_Work instruction_
Across the entries that follow, count the lines with the string "Material" and reply with that count alone.

=== Begin Enclosure ===

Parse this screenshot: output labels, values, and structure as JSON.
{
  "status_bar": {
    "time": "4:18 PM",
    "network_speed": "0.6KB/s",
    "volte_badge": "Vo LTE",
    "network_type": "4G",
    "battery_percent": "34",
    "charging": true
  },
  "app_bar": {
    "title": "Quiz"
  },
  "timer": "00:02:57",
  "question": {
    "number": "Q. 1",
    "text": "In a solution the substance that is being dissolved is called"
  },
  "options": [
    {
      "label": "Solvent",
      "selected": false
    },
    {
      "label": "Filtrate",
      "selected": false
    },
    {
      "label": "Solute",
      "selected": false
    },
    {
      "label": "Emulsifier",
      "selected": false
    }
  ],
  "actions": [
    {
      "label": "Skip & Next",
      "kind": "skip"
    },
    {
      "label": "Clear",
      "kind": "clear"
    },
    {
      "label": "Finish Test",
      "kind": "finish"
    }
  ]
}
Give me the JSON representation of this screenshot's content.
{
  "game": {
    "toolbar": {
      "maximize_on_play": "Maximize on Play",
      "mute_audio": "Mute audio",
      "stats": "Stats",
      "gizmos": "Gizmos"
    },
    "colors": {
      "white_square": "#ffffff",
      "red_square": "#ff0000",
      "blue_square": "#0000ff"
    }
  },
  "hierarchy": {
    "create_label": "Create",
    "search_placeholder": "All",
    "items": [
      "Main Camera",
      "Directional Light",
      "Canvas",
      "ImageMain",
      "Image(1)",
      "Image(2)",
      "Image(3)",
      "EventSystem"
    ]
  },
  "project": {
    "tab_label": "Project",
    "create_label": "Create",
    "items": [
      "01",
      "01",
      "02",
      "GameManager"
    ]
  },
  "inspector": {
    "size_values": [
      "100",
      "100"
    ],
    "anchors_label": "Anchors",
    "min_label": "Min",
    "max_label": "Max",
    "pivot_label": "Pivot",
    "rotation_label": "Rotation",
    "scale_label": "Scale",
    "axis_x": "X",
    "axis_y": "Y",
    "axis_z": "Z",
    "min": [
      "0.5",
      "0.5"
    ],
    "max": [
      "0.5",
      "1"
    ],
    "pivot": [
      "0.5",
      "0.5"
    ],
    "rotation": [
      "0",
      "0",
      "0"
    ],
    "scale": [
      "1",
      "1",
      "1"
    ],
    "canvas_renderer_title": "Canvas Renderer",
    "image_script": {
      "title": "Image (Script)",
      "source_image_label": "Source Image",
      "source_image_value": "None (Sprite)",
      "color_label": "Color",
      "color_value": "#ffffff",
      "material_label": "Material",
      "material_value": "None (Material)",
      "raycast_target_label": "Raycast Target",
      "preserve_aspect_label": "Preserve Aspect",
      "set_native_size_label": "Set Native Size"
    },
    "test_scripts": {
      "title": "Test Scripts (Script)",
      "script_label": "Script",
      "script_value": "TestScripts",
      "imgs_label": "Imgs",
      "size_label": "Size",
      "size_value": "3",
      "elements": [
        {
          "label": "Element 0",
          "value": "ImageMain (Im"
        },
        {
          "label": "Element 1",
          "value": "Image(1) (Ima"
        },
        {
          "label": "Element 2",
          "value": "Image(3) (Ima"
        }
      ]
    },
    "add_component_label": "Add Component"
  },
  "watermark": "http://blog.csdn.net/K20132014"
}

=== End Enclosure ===

_Response_
2